Almonte is far from the lone example. Because of ESPN’s instant villainization, Steve Bartman—the Cubs fan who in 2003 reached for a foul ball, blocking MLB player Moisés Alou from making an out that would have given Chicago’s lovable losers a chance to win their first World Series in 95 years—was driven out of town, practically into witness protection. Catching Hell, 2011’s full-length production from ESPN Films, acknowledged the company’s culpability in Bartman’s unnecessary psychological torment. Fans reach for foul balls all the time, but because of the drama of the moment, the way Bartman looked with his radio headphones, and Alou’s angry reactive outburst, it made for a good story at the expense of its subject. In 2016, when the Cubs broke their curse and won the World Series, they invited Bartman back to throw an honorary first pitch. He turned the organization down.

These films purport to undo sports media’s wrongs, but they’re simply predatory toward athletes in a new, more nominally self-aware way. In both of the above cases, ESPN is recapitalizing on psychological traumas they inflicted in the first place. Those sorts of public apologies might move the cultural conversation forward, but they do nothing to heal the wounds of the individuals at the center of media spectacles. That damage is irreversible.

Today, society is more conscious of respecting athletes’ personal boundaries. There’s an appetite for broad discussion of mental health issues, whether that’s current Miami Heat player Kevin Love opening up about depression and anxiety in The Players’ Tribune or then-24-year-old tennis professional Naomi Osaka citing similar mental health issues after battling officials over her refusal to speak with the press and ultimately dropping out of the 2021 French Open, Wimbledon, and the Olympics. We’ve gotten better, but only time will tell how badly we’re still messing up. It will take years to see Jokić’s 2023 from a new perspective, just like we’ve needed a decade in order to look at Linsanity in a new light.

Despite The Sense of Wonder being a work of fiction, it gives us an unusually, and at times unnervingly, intimate portrait of a person who is supposedly the object of intense scrutiny. We get an idea of how mischaracterization in the media might affect athletes in the moment.
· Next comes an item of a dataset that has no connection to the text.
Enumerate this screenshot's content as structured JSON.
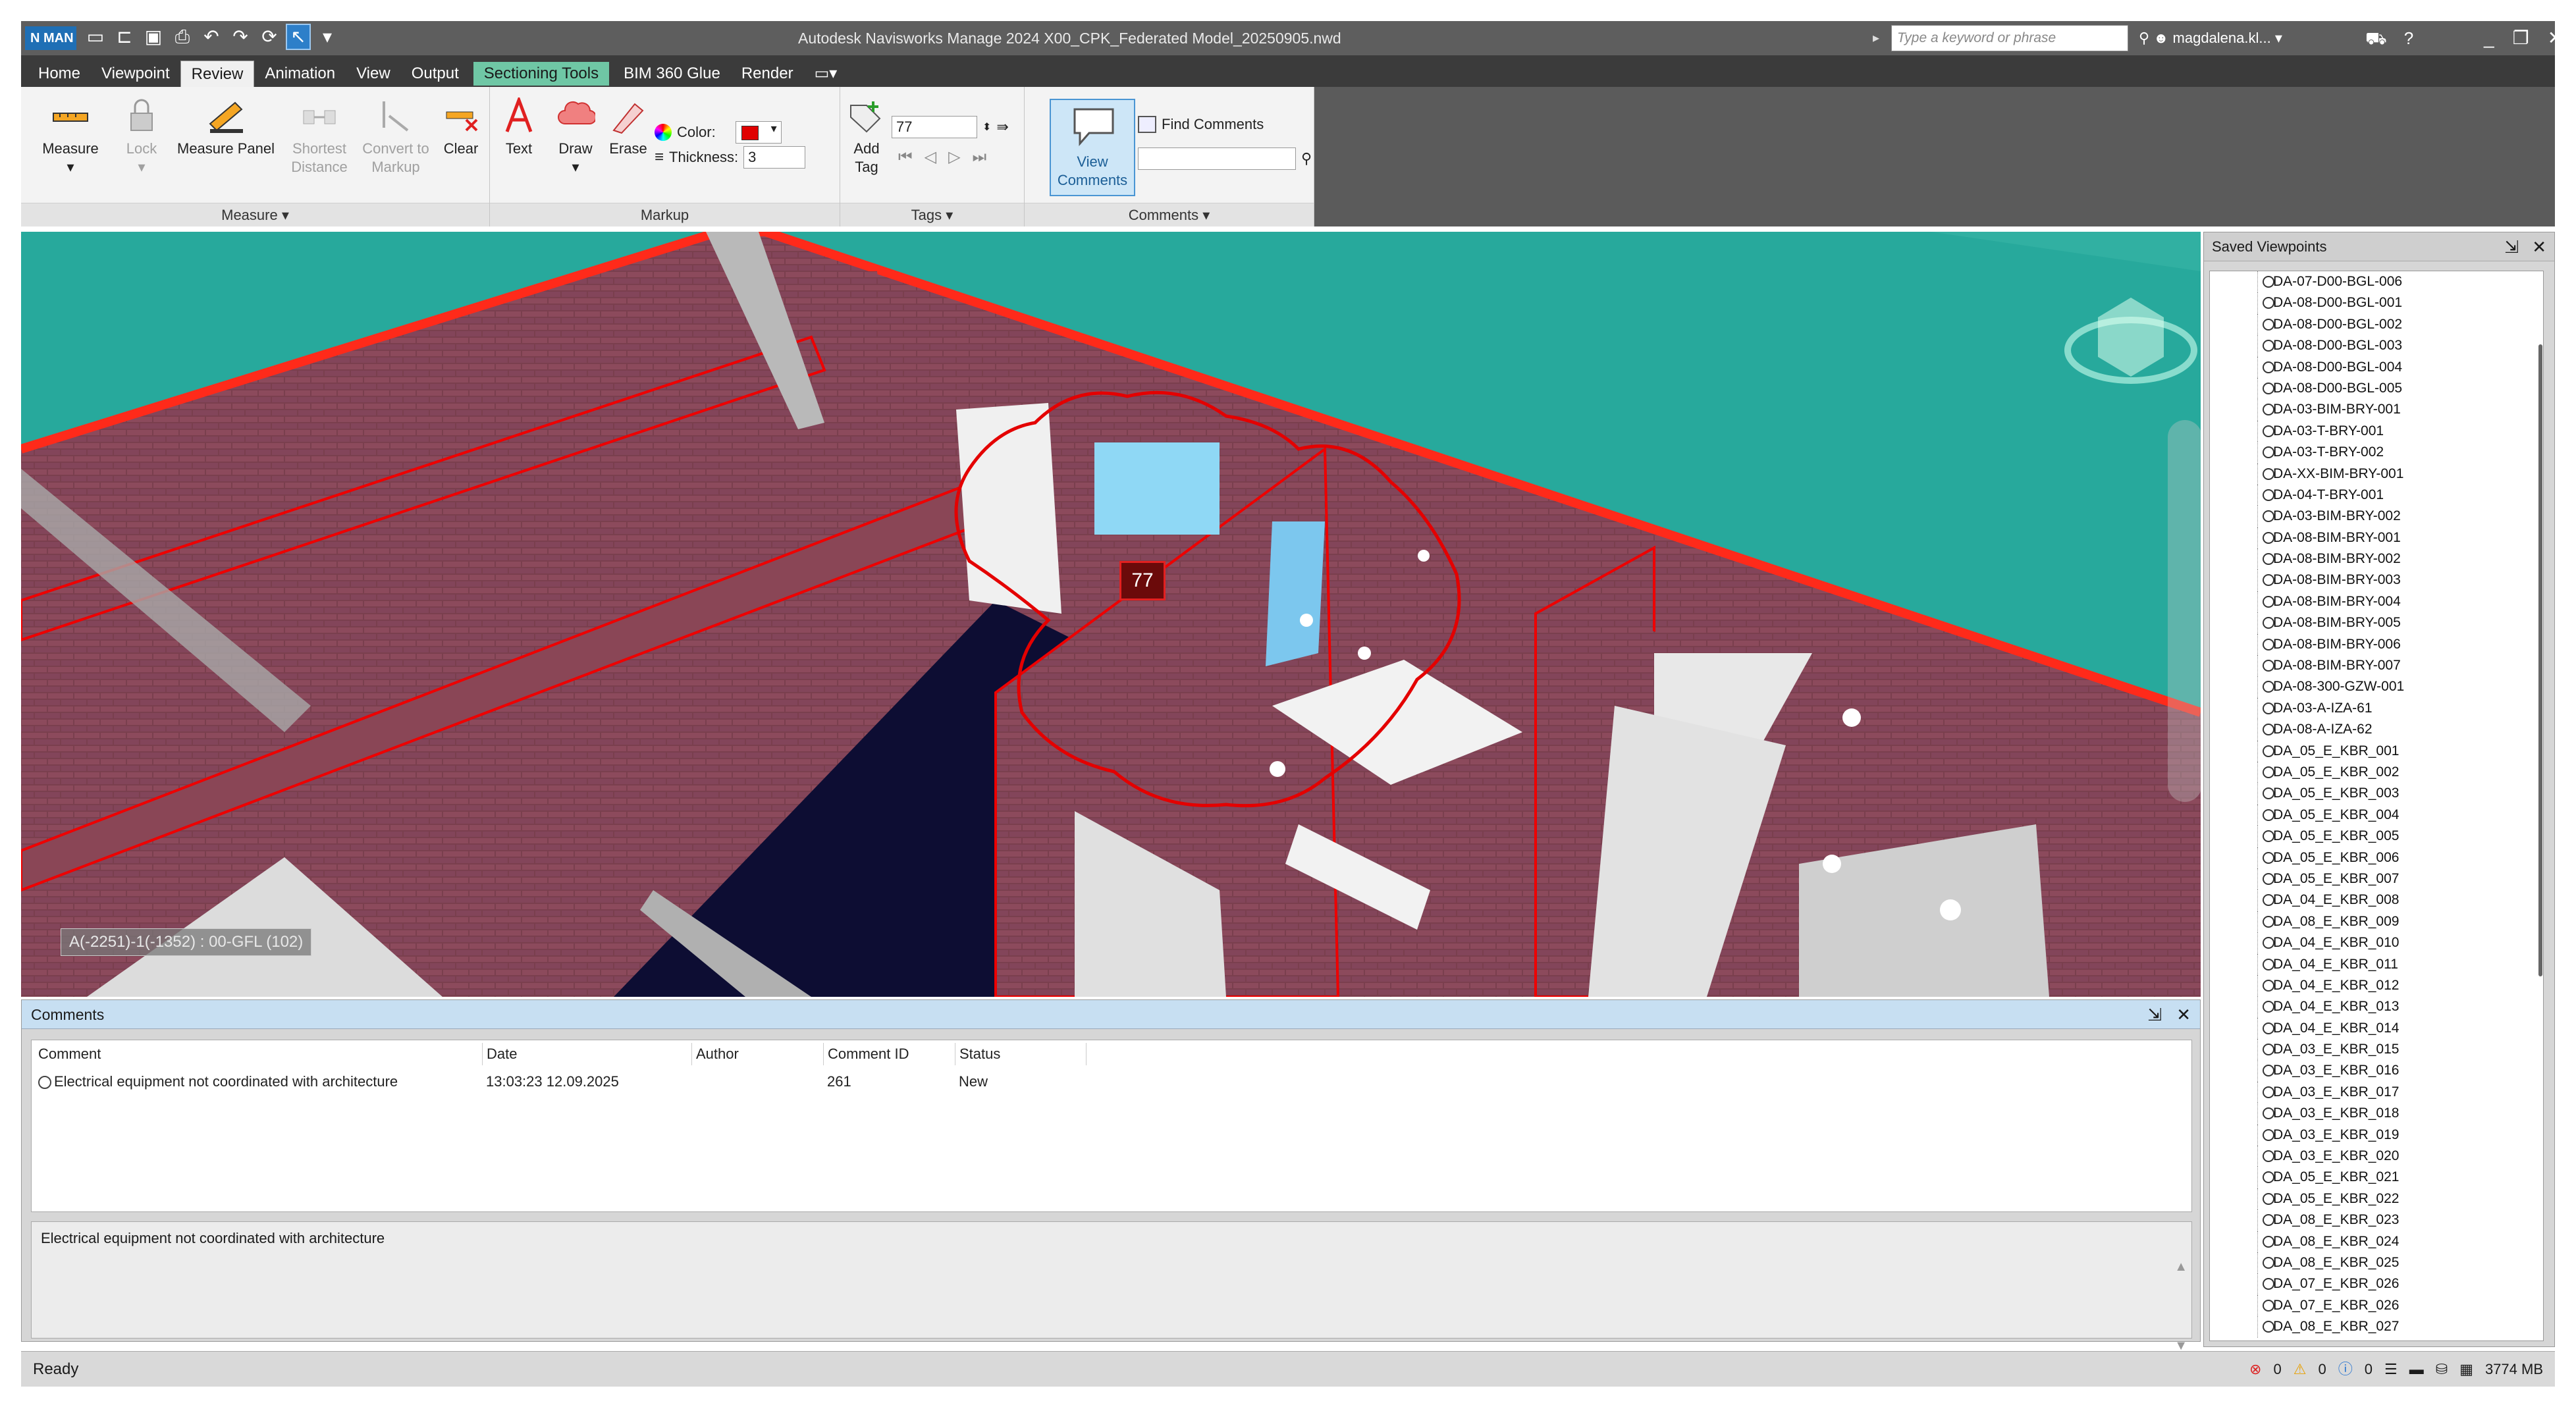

Sung writes an article that references “The Great Wall,” and Carrie says, “They couldn’t even find something Korean to erase you with.” Won thinks, “E-race.” The broader issues that Linsanity raised have a direct impact on the fictionalized version of Lin. The games affect him too—sure. As does his relationship with the Knicks’ front office. But the relationship issues with Carrie, whose sister is dying of cancer, and with Sung and Powerball!, are what impact him most. He experiences universal emotions because he is not just a ballplayer breaking stereotypes. He is a human going through “the Wonder” like everyone else.


Will Hagle is a Los Angeles–based writer of fiction, nonfiction, and sketch comedy. His debut book, Madvillain’s Madvillainy, is out now as part of Bloomsbury’s 33 1/3 series.